Before Covid, Pop-Ups were becoming a hot marketing tool. It seems as if so many of the ideas behind Pop-Ups just migrated to all the 2020 Drive-ins. And hey, as long as everyone was having fun and staying safe, it sounds good to me.
So it’s appropriate that the last book of 2020 I spotlight is all about a Drive-In: More Better Deals published by Mulholland Books. It’s from a favorite author, Joe R. Lansdale, and is another bumpy ride in a beat-up car on the back roads of noir fiction.
Many feel that Double Indemnity is the pinnacle of Film Noir. If you’re one of those folks, then this thriller, which has so many similarities, will lead you to inevitable and excruciatingly delicious, comparisons.
The marketing folks described this subgenre as Redneck Noir. It seems there’s something to that. Reality shows notwithstanding, there seems to be a lot of this out there now: Hillbilly Elegy, Ozark and even AWA’s Grendel, Kentucky comic series.
(Grendel, Kentucky is excellent, by the way. Special thanks to Andrew (Yamu) Walsh and the gang at Comix Zone for turning me onto this one.)
This book, More Better Deals takes place in Texas, and author Lansdale is no stranger to Texas. He’s no stranger to Drive-Ins, either. Lansdale enthusiastically drags the reader into the mud to get a better, more realistic view of the characters and the challenges they face.
I think I was first introduced to Lansdale’s writing from comics – especially Jonah Hex and Batman: The Animated Series. But I’ve enjoyed so many of his books since then, especially his Hap & Leonard series. I even started watching the Sundance TV series adaptation of those books. They were labelled then as “Swamp Noir”. It was sweet fun and ran for two seasons but I let many of the episodes slip by. I really should go back and finish watching it.

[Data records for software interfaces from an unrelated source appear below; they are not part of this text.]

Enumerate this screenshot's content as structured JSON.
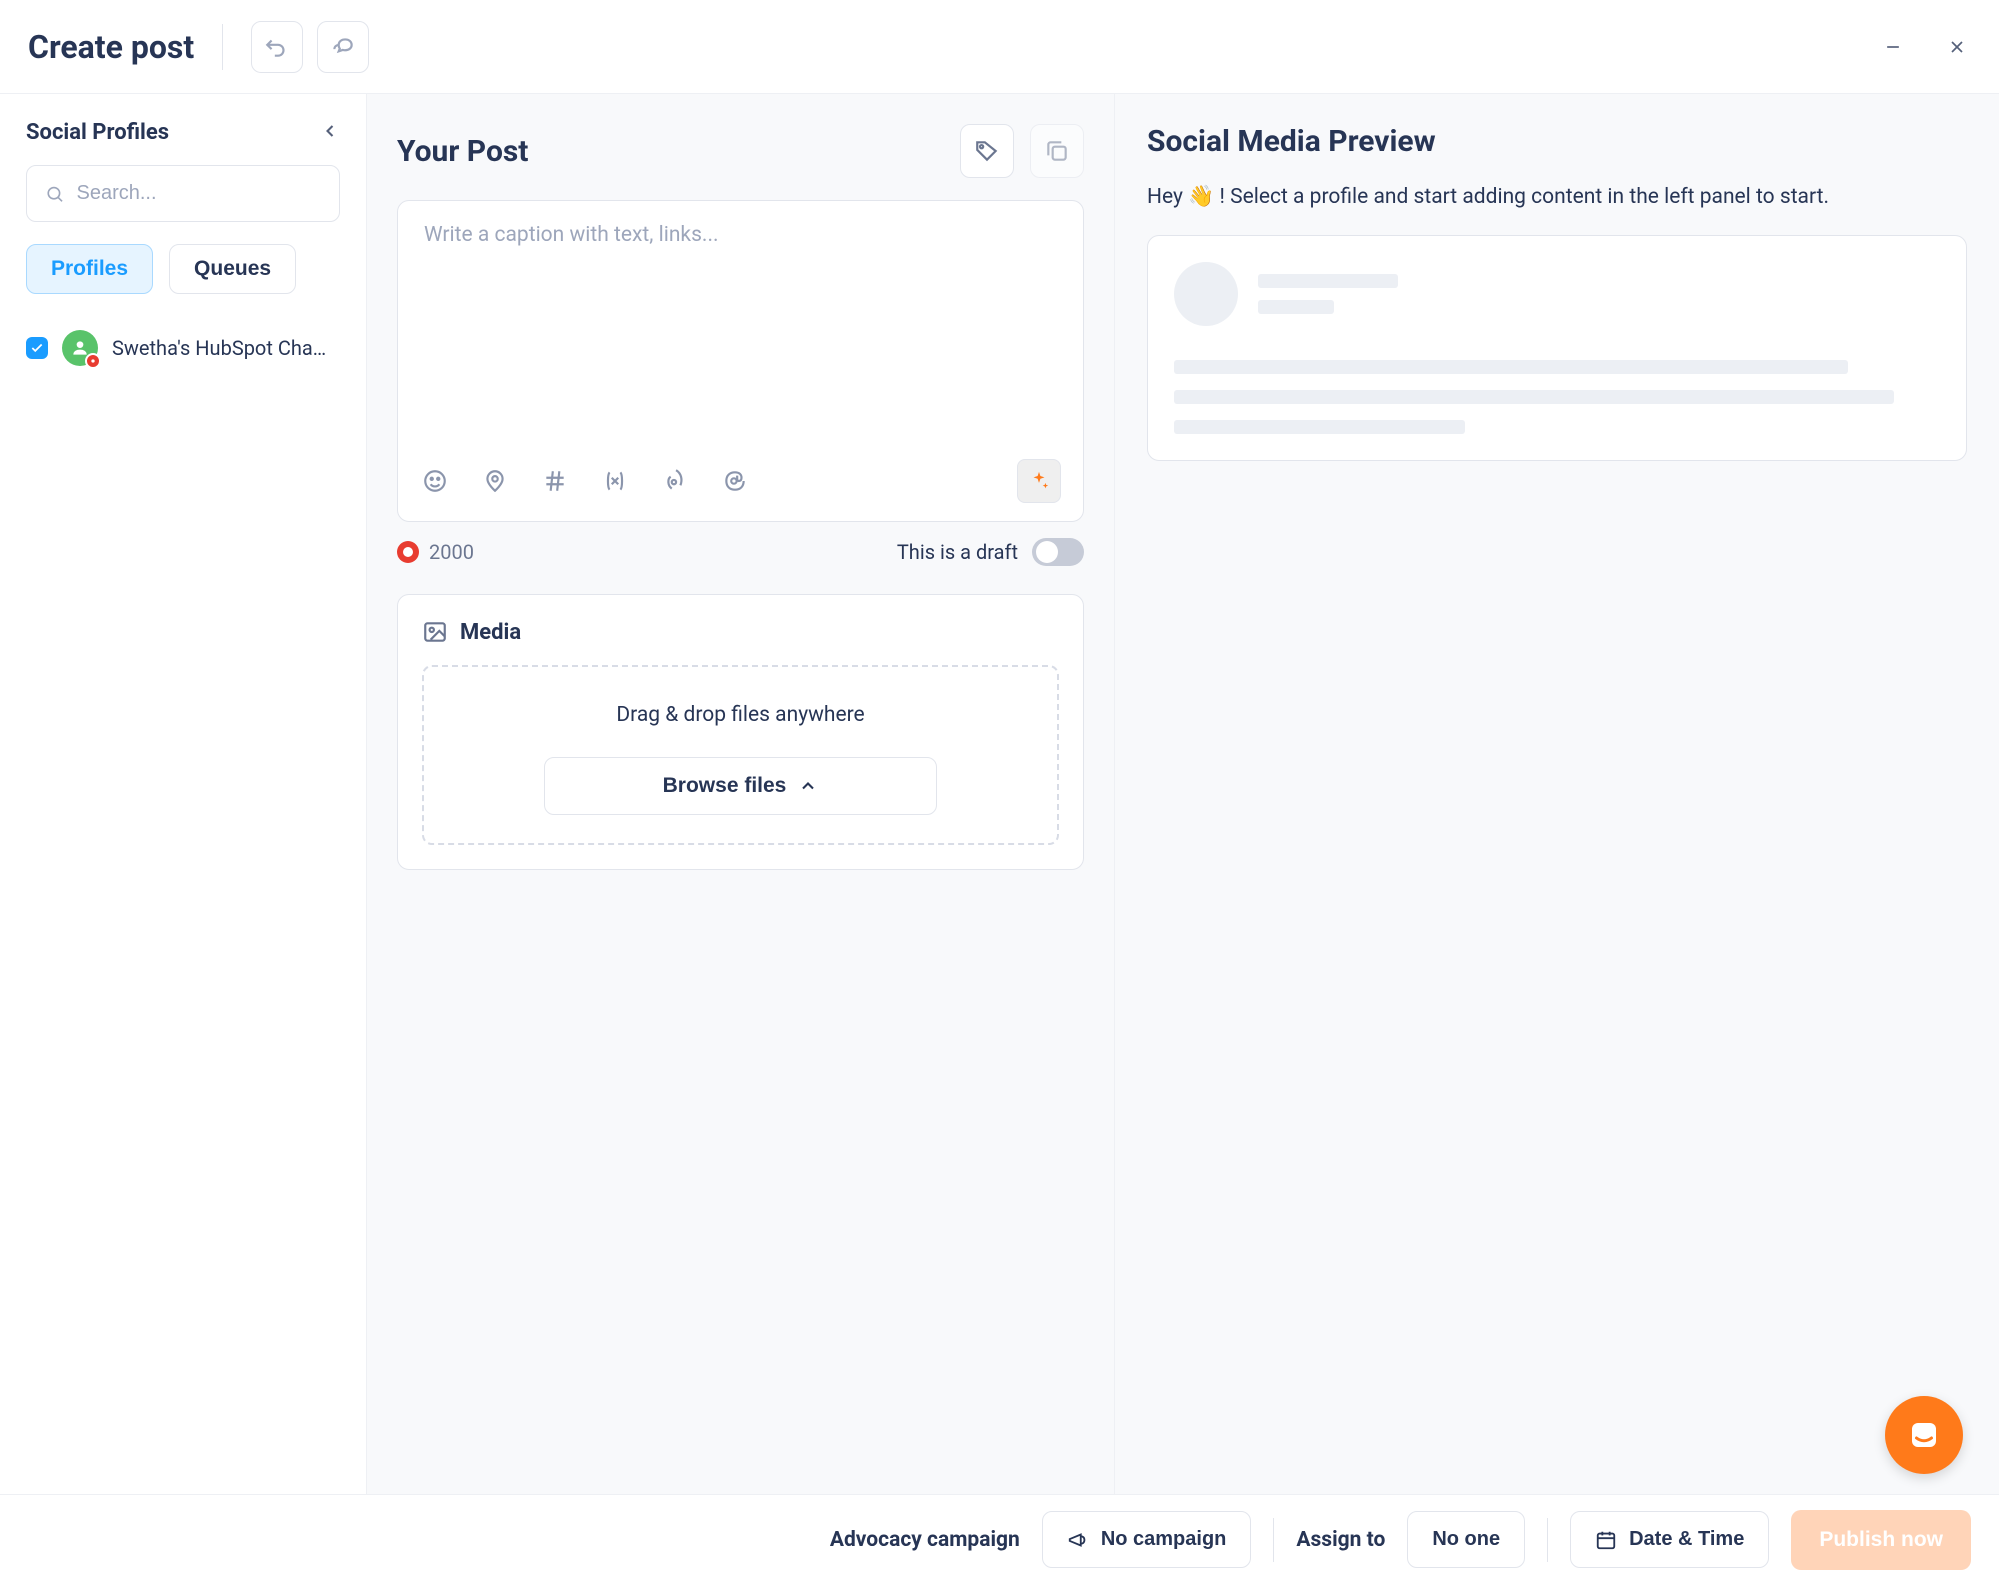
{
  "header": {
    "title": "Create post"
  },
  "sidebar": {
    "title": "Social Profiles",
    "search_placeholder": "Search...",
    "tabs": {
      "profiles": "Profiles",
      "queues": "Queues"
    },
    "profiles": [
      {
        "name": "Swetha's HubSpot Cha…",
        "checked": true
      }
    ]
  },
  "composer": {
    "title": "Your Post",
    "placeholder": "Write a caption with text, links...",
    "char_count": "2000",
    "draft_label": "This is a draft"
  },
  "media": {
    "title": "Media",
    "dropzone_text": "Drag & drop files anywhere",
    "browse_label": "Browse files"
  },
  "preview": {
    "title": "Social Media Preview",
    "hint_prefix": "Hey ",
    "hint_emoji": "👋",
    "hint_suffix": " ! Select a profile and start adding content in the left panel to start."
  },
  "footer": {
    "advocacy_label": "Advocacy campaign",
    "campaign_value": "No campaign",
    "assign_label": "Assign to",
    "assign_value": "No one",
    "datetime_label": "Date & Time",
    "publish_label": "Publish now"
  }
}
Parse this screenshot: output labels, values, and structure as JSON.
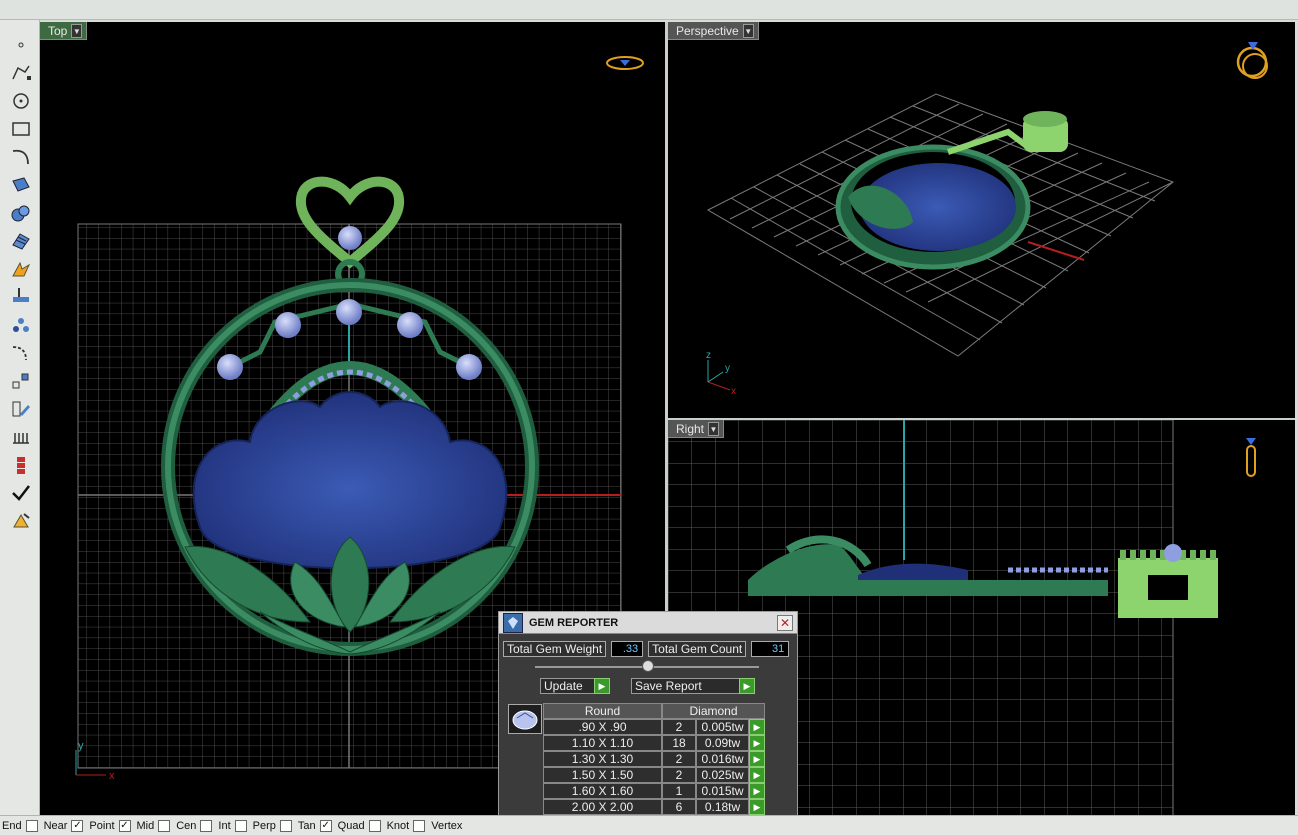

Lansdale seems to have learned a lesson from best-selling author William Patterson and leans heavy into the super-short chapters. The idea, I once read, is that it helps propel the reader along. “I’ll just read one more chapter”, the reader will mentally bargain with himself or herself. I buy that theory and that’s exactly what I found myself doing.
Hope to that your 2021 is filled with great books and movies in the theaters one day soon too.